I KNOW WHAT IS EXPECTED – my Role tells me!
PREVIOUS: TFR (Part 2)
— the eldest boy or eldest girl is usually the Hero or Placater, who is aligned with the non-drinking parent (if there is one)
— the next child becomes the Scapegoat, identifying with the active addict
— The Lost Child 3rd or middle one, & is mostly ignored (3rd wheel)
— the Mascot is last, who tries to keeps things light
• Just as there are shifts in any living system, the way roles are assigned, clumped together or reassigned changes over the years of a family’s life. Toxic Family Roles (TFRs) themselves stay the same no matter who they’re stuck onto, but can overlap or be passed on, like a deadly virus! These severely limiting, false personae are taken on by each child, in one of several ways. If there are fewer or more children, roles double up:
a. For the only child, all 5 roles✶ weigh on them, with one often being dominant, so one person may become mainly Lost Child while another may be mainly Mascot, etc. Because of not having siblings to share the roles, this child (& later as adult) can experience rapid cycling of moods which can be scary, confusing & sometimes mistaken for manic-depression.
✶ What may actually be happening, especially under stress, is a shift from one Role to another in quick succession – Hero / Placater to Mascot to Scapegoat to Lost Child & back again – with the mental & emotional perspective of each suddenly coming to the foreground & then being replaced. If there is no obvious medical condition, this switching can be understood rather than feared & even be used as a temporary coping skill until Recovery brings out the True Self
b. If there are only 2 kids, each takes on more than one role, depending on gender, birth order & personality. In this case each child can still have one dominant Role, but can switch into another when dealing with different types of people. So a child with a primary Role of Hero (the elder), with Scapegoat & Lost Child as sub-roles, can act out the Scapegoat when someone pushes them too far, or the Lost Child when being mistreated in some way.
• The Hero (usually the eldest) is required to be perfect at all times – to know everything, never make mistakes, always look good….. This is an enormous burden. When the ‘job’ gets to be too much this child may say or do something inappropriate, outrageous or illegal to relieve the stress of perfectionism. It is both a rebellion & a cry for help, but only garners punishment & a demand for a return to Hero status.
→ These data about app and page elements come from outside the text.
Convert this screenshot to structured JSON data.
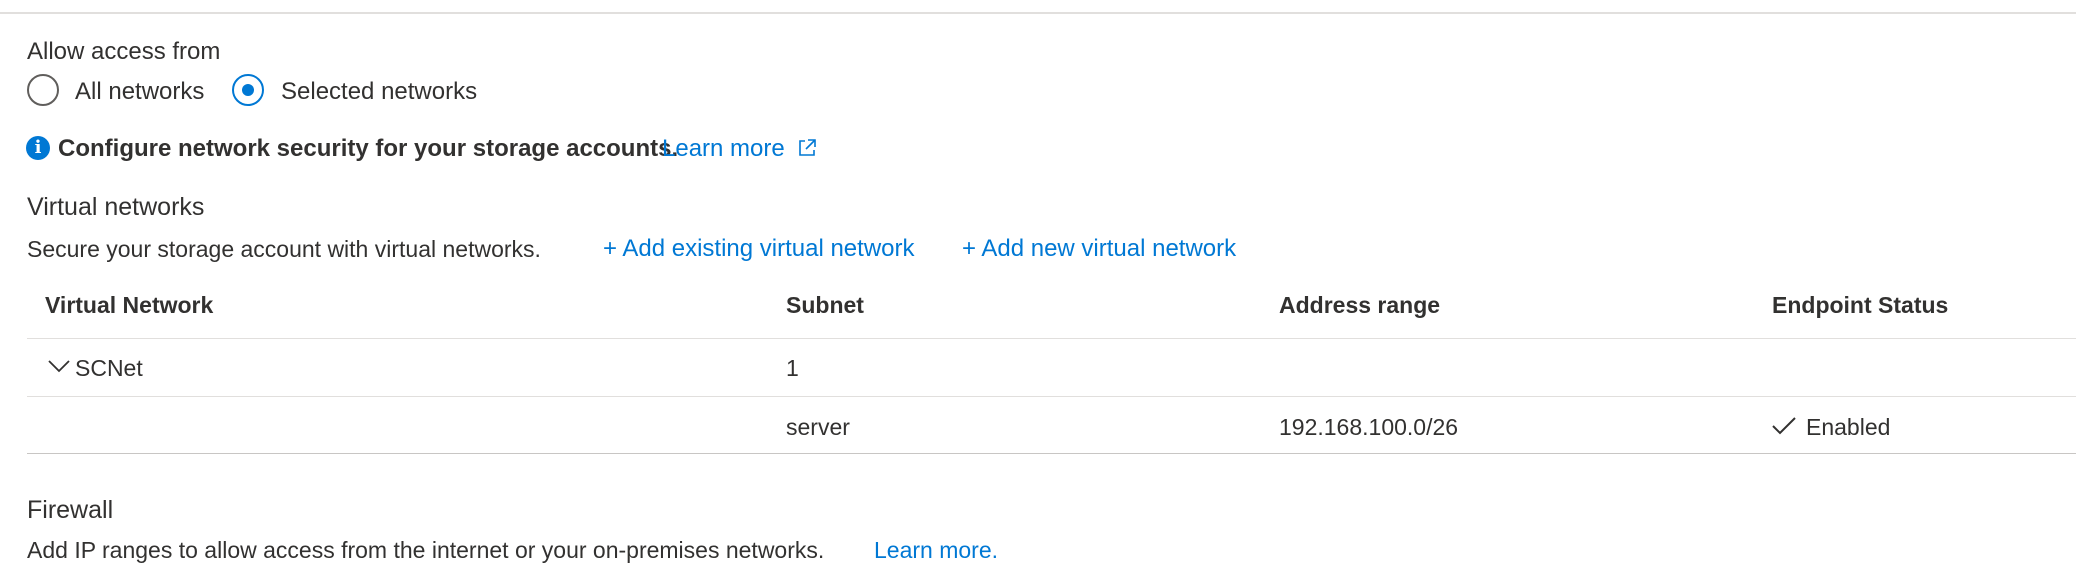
{
  "access": {
    "heading": "Allow access from",
    "options": [
      {
        "label": "All networks",
        "selected": false
      },
      {
        "label": "Selected networks",
        "selected": true
      }
    ]
  },
  "info": {
    "icon": "info-icon",
    "text": "Configure network security for your storage accounts.",
    "link": "Learn more",
    "link_icon": "external-link-icon"
  },
  "vnet": {
    "title": "Virtual networks",
    "description": "Secure your storage account with virtual networks.",
    "add_existing": "+ Add existing virtual network",
    "add_new": "+ Add new virtual network",
    "columns": [
      "Virtual Network",
      "Subnet",
      "Address range",
      "Endpoint Status"
    ],
    "group": {
      "name": "SCNet",
      "subnet_count": "1",
      "expand_icon": "chevron-down-icon"
    },
    "rows": [
      {
        "subnet": "server",
        "address_range": "192.168.100.0/26",
        "status": "Enabled",
        "status_icon": "checkmark-icon"
      }
    ]
  },
  "firewall": {
    "title": "Firewall",
    "description": "Add IP ranges to allow access from the internet or your on-premises networks.",
    "link": "Learn more."
  },
  "colors": {
    "accent": "#0078d4",
    "text": "#323130",
    "divider": "#e1dfdd"
  }
}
c. The second child may be Mascot & Lost Child, & sometimes may take on the Hero / Placater when the older sibling has left home or is incapacitated – OR when running their own household as an adult.
d. With 3 or more – there are still some overlaps. When an older child leaves home (usually the Hero going off to school, work or war) someone else takes over, which means doubling up & more pressure
NEXT: Part 4 – ACoAs as Adults